### EXERCISE GOAL
Below are records; work out how many of their lines hold the string "Bank" and give that number alone.

===== RECORDED INFORMATION

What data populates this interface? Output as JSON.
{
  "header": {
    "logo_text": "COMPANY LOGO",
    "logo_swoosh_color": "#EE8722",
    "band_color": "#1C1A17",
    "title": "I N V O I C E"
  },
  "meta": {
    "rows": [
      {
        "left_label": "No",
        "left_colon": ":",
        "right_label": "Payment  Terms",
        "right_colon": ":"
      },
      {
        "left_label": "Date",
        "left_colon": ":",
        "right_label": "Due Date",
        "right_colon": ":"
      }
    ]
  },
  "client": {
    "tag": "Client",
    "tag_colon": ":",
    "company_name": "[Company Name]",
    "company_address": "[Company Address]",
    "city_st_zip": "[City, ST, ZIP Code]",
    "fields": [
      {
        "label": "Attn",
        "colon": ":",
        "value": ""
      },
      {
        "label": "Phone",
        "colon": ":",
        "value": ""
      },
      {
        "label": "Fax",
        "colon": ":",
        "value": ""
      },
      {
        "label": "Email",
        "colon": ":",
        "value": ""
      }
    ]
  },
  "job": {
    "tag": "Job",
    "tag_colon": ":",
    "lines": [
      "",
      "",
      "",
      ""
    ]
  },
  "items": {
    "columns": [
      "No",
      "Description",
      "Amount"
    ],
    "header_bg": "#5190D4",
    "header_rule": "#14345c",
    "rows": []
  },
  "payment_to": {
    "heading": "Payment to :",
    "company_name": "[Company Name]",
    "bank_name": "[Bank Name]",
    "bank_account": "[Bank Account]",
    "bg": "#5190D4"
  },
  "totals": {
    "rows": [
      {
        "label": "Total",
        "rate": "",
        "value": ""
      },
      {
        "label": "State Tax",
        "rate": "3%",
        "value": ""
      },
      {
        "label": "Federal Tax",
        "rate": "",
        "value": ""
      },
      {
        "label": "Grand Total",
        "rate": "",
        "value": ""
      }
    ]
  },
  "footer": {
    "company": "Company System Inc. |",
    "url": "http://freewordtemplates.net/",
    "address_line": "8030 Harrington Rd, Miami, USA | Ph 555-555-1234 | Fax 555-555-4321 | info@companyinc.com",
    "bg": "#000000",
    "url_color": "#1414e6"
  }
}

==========

### EXERCISE RESPONSE
2